Three years on from release and Gone Home has one of the most infamous reputations in recent memory. Sure, it was recieved well by critics, but consumers weren’t so kind to it. It’s one of those games with a huge divide between the general critic and consumer consensus. Those that swear against Gone Home claim it “isn’t even a game” among other things, but is it really that bad? Why all the vitriol over any game within the “walking simulator” genre? Are consumers so rigid in their expectations of what a video game is that once something challenges those expectations, said game is automatically dismissed as “boring” and “not a game”?
Gone Home is an incredibly simple game. Like others of its ilk, you won’t find many genre conventions. Gone Home is devoid of combat and puzzles that never go beyond finding the right key or combination code. There’s also no fail state. Traditional gamers will be instantly turned off by the lack of tangible gameplay mechanics that could be considered fun, but that’s not what Gone Home is.
It’s a directed story driven experience that hinges upon exploration and the player’s own curiosity. The game begins with Kaitlin Greenbriar returning to her childhood home after spending years overseas. Upon returning home, Kaitlin finds the house deserted with a note attached to the front door imploring her to shy away from investigating what happened in that house.
The intro sets an expectation for an eery horror game when in reality, Gone Home is nothing more than a relaxing stroll through a harmless house. Once players acclimate to the fact that no danger resides in the house, the game settles into a comfortable groove.Gone Home rewards thorough exploration. The crux of the experience lies within finding notes and other scattered items around the house left by the various family members and learning about them as individuals. The main plot line involves Kaitlin’s sister, Samantha, though there is much more to delve into than just her story. The attention to detail is staggering. Rarely has a video game seen such an organic and lived in environment. Save for the slightly odd layout of the house, each room tells a story in a convincing manner.
Players that soak in the environment will find a lot to delve into. It’s not always incredibly deep and emotional plot lines that you’ll find either. Sometimes the beauty of Gone Home lies in the smaller details. For example, the family living room has a television guide with different real world shows on them from the 90’s. In that same room, shelves are littered with labeled VHS tapes; recorded episodes of tv shows.
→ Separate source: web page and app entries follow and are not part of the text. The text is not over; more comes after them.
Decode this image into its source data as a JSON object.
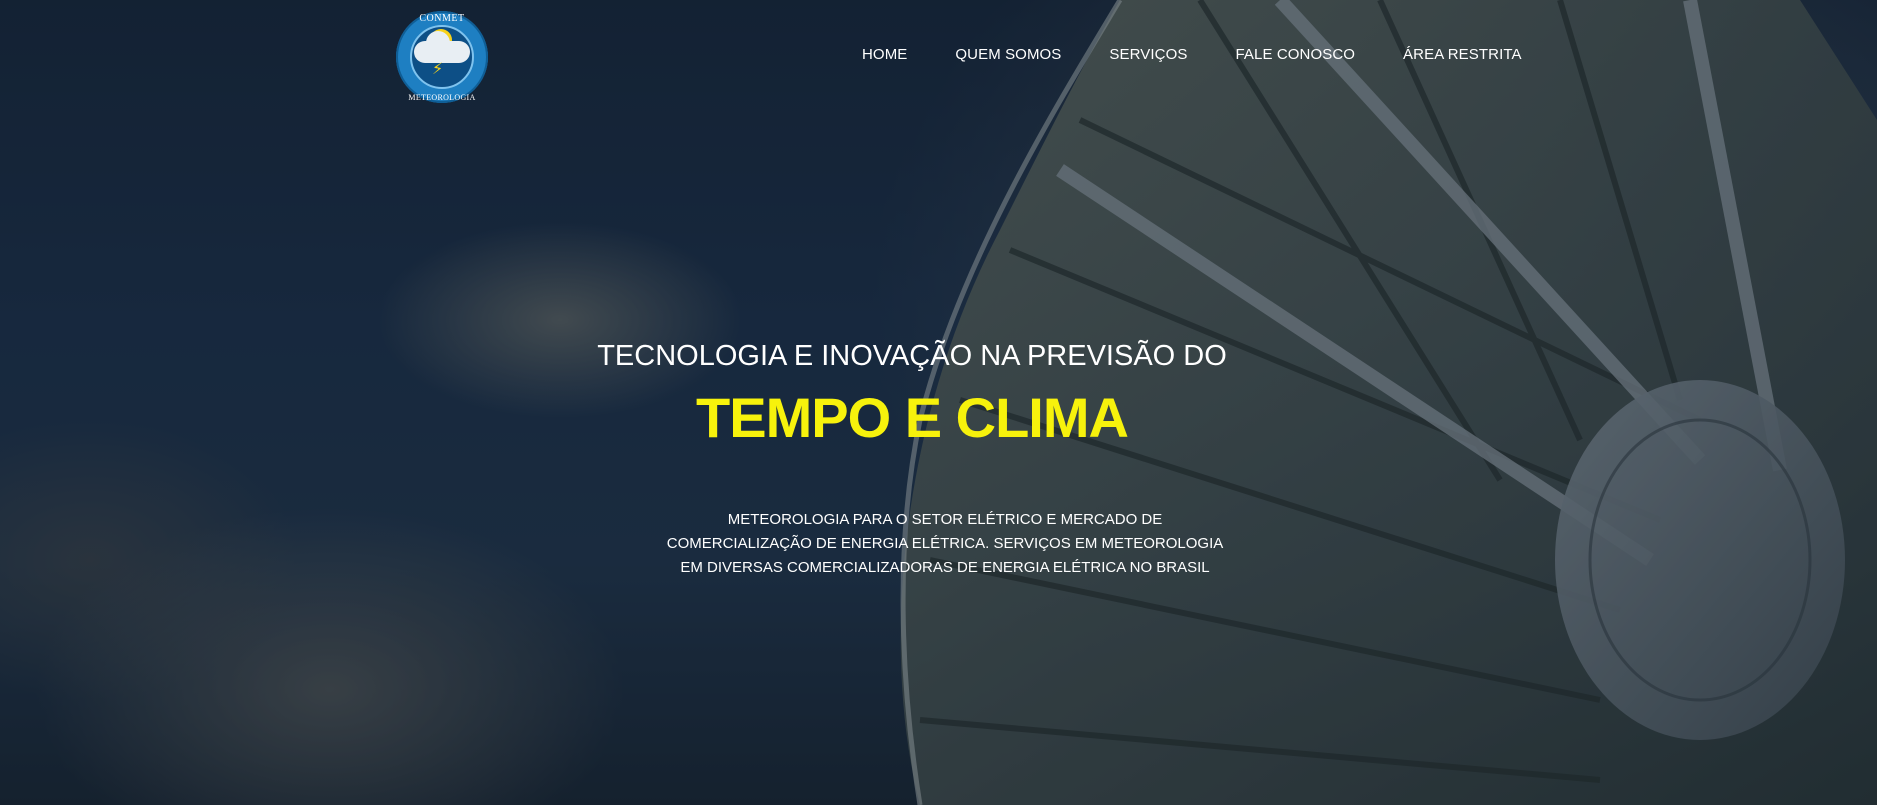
{
  "brand": {
    "logo_top_text": "CONMET",
    "logo_bottom_text": "METEOROLOGIA",
    "logo_icon": "cloud-sun-lightning-icon"
  },
  "nav": {
    "items": [
      {
        "label": "HOME"
      },
      {
        "label": "QUEM SOMOS"
      },
      {
        "label": "SERVIÇOS"
      },
      {
        "label": "FALE CONOSCO"
      },
      {
        "label": "ÁREA RESTRITA"
      }
    ]
  },
  "hero": {
    "pre_title": "TECNOLOGIA E INOVAÇÃO NA PREVISÃO DO",
    "title": "TEMPO E CLIMA",
    "description": "METEOROLOGIA PARA O SETOR ELÉTRICO E MERCADO DE COMERCIALIZAÇÃO DE ENERGIA ELÉTRICA. SERVIÇOS EM METEOROLOGIA EM DIVERSAS COMERCIALIZADORAS DE ENERGIA ELÉTRICA NO BRASIL",
    "background_icon": "satellite-dish-image"
  },
  "colors": {
    "accent": "#f7f20c",
    "text": "#ffffff",
    "logo_blue": "#1e7fc2"
  }
}
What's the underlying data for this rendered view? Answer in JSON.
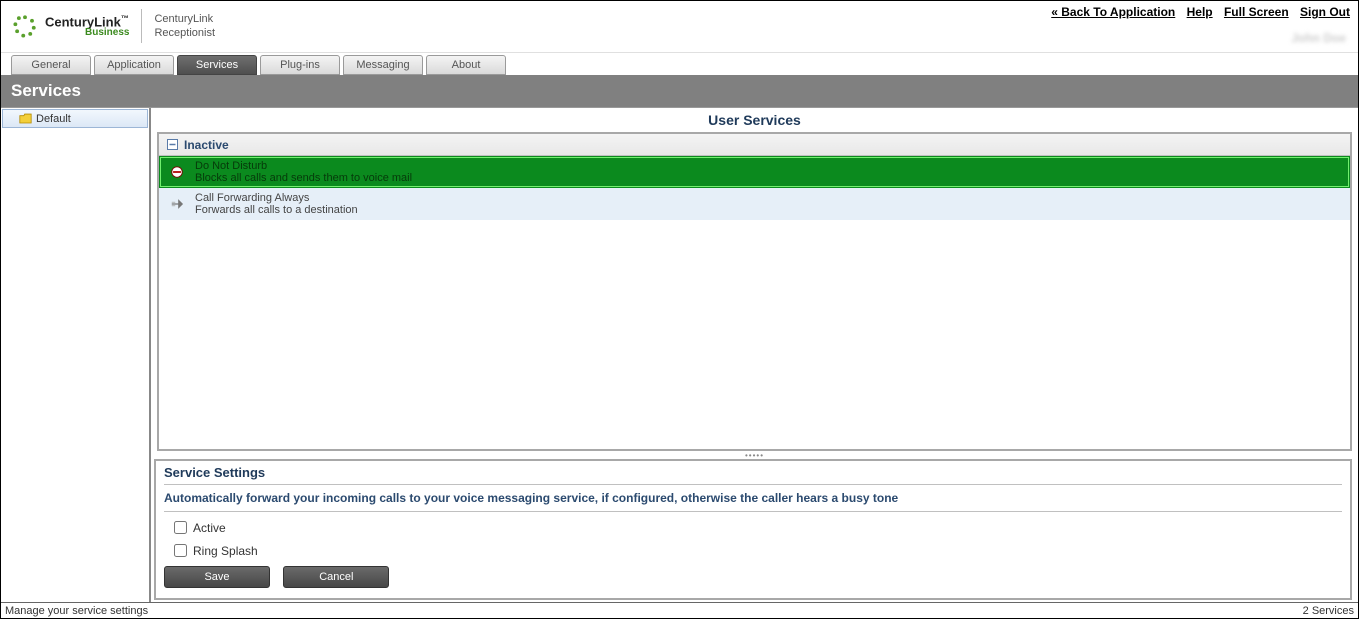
{
  "header": {
    "brand_main": "CenturyLink",
    "brand_sub": "Business",
    "app_name_line1": "CenturyLink",
    "app_name_line2": "Receptionist",
    "username": "John Doe",
    "links": {
      "back": "« Back To Application",
      "help": "Help",
      "fullscreen": "Full Screen",
      "signout": "Sign Out"
    }
  },
  "tabs": {
    "items": [
      {
        "label": "General"
      },
      {
        "label": "Application"
      },
      {
        "label": "Services"
      },
      {
        "label": "Plug-ins"
      },
      {
        "label": "Messaging"
      },
      {
        "label": "About"
      }
    ],
    "active_index": 2
  },
  "section_title": "Services",
  "sidebar": {
    "items": [
      {
        "label": "Default"
      }
    ]
  },
  "user_services": {
    "title": "User Services",
    "group_label": "Inactive",
    "services": [
      {
        "name": "Do Not Disturb",
        "desc": "Blocks all calls and sends them to voice mail",
        "icon": "no-entry-icon",
        "selected": true
      },
      {
        "name": "Call Forwarding Always",
        "desc": "Forwards all calls to a destination",
        "icon": "forward-arrow-icon",
        "selected": false
      }
    ]
  },
  "settings": {
    "title": "Service Settings",
    "description": "Automatically forward your incoming calls to your voice messaging service, if configured, otherwise the caller hears a busy tone",
    "active_label": "Active",
    "ring_splash_label": "Ring Splash",
    "active_checked": false,
    "ring_splash_checked": false,
    "save_label": "Save",
    "cancel_label": "Cancel"
  },
  "footer": {
    "left": "Manage your service settings",
    "right": "2 Services"
  }
}
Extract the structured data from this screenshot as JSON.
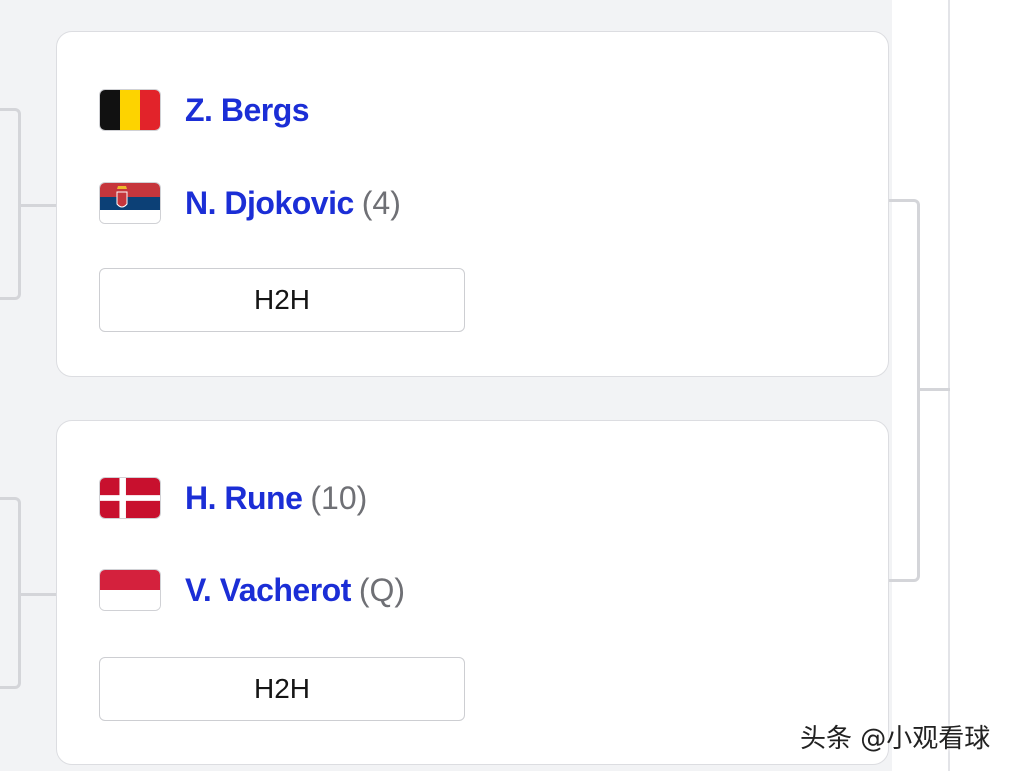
{
  "matches": [
    {
      "players": [
        {
          "name": "Z. Bergs",
          "seed": "",
          "flag": "belgium-flag-icon"
        },
        {
          "name": "N. Djokovic",
          "seed": "(4)",
          "flag": "serbia-flag-icon"
        }
      ],
      "h2h_label": "H2H"
    },
    {
      "players": [
        {
          "name": "H. Rune",
          "seed": "(10)",
          "flag": "denmark-flag-icon"
        },
        {
          "name": "V. Vacherot",
          "seed": "(Q)",
          "flag": "monaco-flag-icon"
        }
      ],
      "h2h_label": "H2H"
    }
  ],
  "watermark": "头条 @小观看球",
  "colors": {
    "player_link": "#1b2ed6",
    "seed": "#6f7075",
    "bracket_line": "#d4d5d9",
    "background": "#f2f3f5"
  }
}
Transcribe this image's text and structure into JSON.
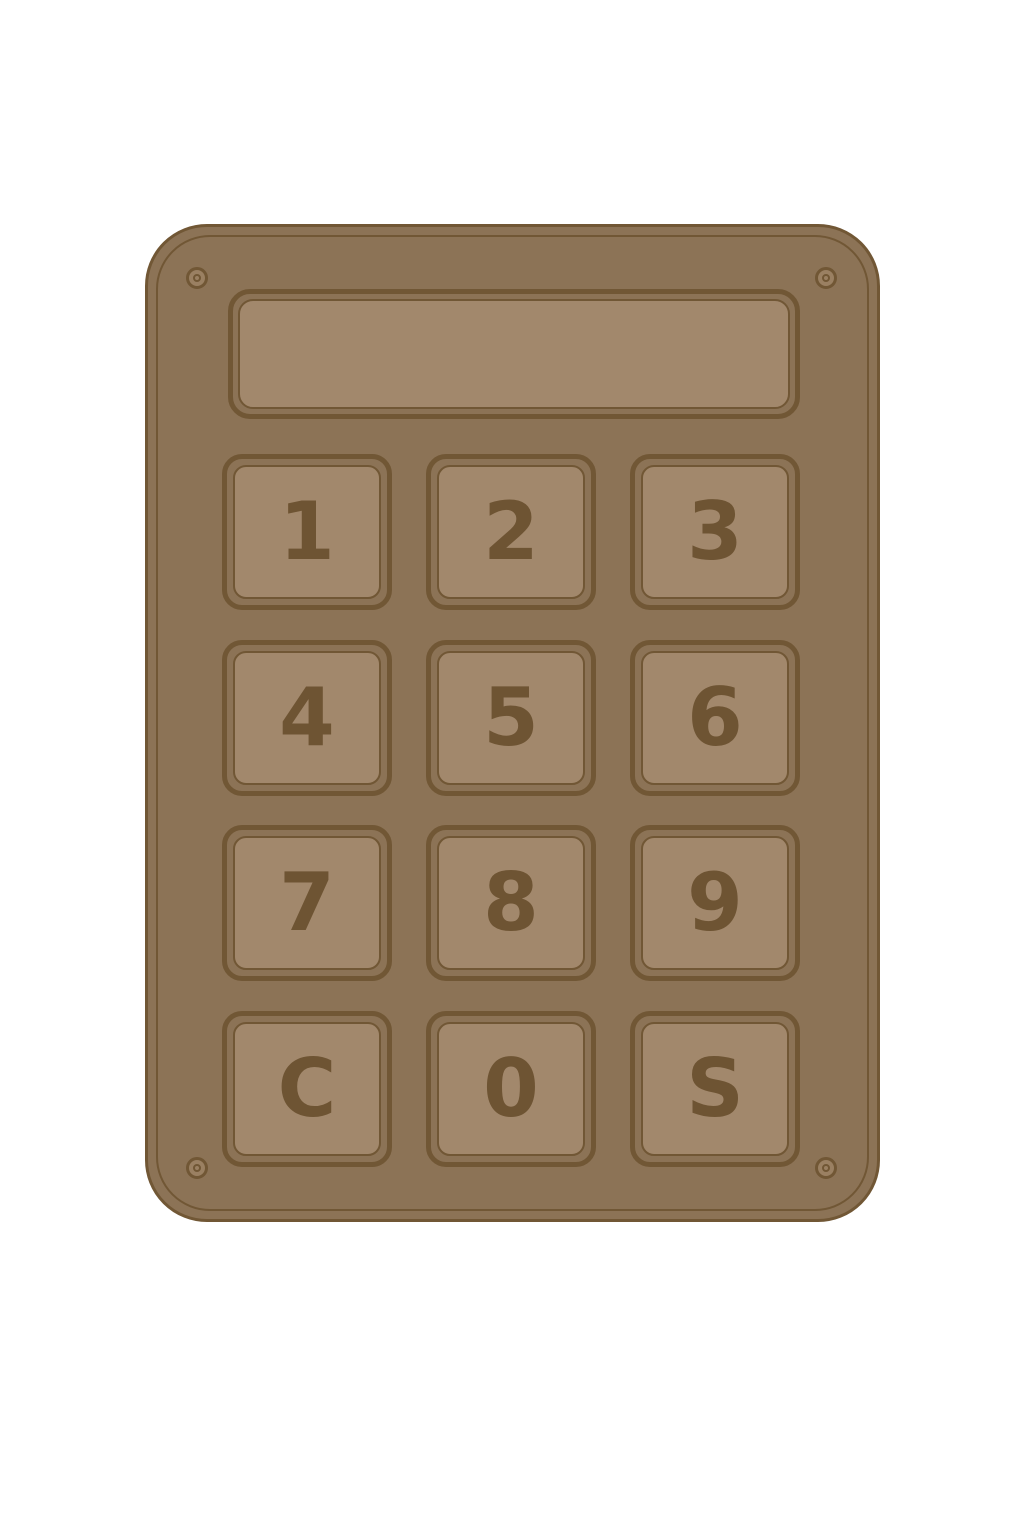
{
  "keypad": {
    "display_text": "",
    "keys": [
      {
        "label": "1",
        "name": "key-1"
      },
      {
        "label": "2",
        "name": "key-2"
      },
      {
        "label": "3",
        "name": "key-3"
      },
      {
        "label": "4",
        "name": "key-4"
      },
      {
        "label": "5",
        "name": "key-5"
      },
      {
        "label": "6",
        "name": "key-6"
      },
      {
        "label": "7",
        "name": "key-7"
      },
      {
        "label": "8",
        "name": "key-8"
      },
      {
        "label": "9",
        "name": "key-9"
      },
      {
        "label": "C",
        "name": "key-clear"
      },
      {
        "label": "0",
        "name": "key-0"
      },
      {
        "label": "S",
        "name": "key-submit"
      }
    ]
  },
  "colors": {
    "body": "#8c7356",
    "outline": "#715735",
    "key_face": "#a2886c",
    "label": "#6e5433"
  }
}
The nonlinear structure ensures that anyone that wants to experience the meat of the story can get right to it and finish the game within less than an hour whereas those looking for more context and narrative can find it. Unfortunately, the main story is also the weakest element of the game. Notes left behind by Samantha are accompanied by voiceover which gets the job done, but the delivery is a bit hamfisted. In lieu of the emotional highs and lows, the impact of her story is lessened dramatically by how much is spelled out to the player. Too often a monologue by Kaitlin will detail exactly what she’s feeling and exactly what happened to the extent that it leaves no room for interpretation. Whereas some of the other subplots from the Greenbriar family require a degree of mental exertion to piece together different parts of a whole, Kaitlin’s story requires none of that exertion.
If Gone Home had chosen to employ the same degree of restraint with its main plot as the rest of the experience, it would have hit home a lot deeper. As it stands, though, it’s still a worthy experience for anyone that doesn’t mind a “boring walking simulator” and wants to be immersed in an environment.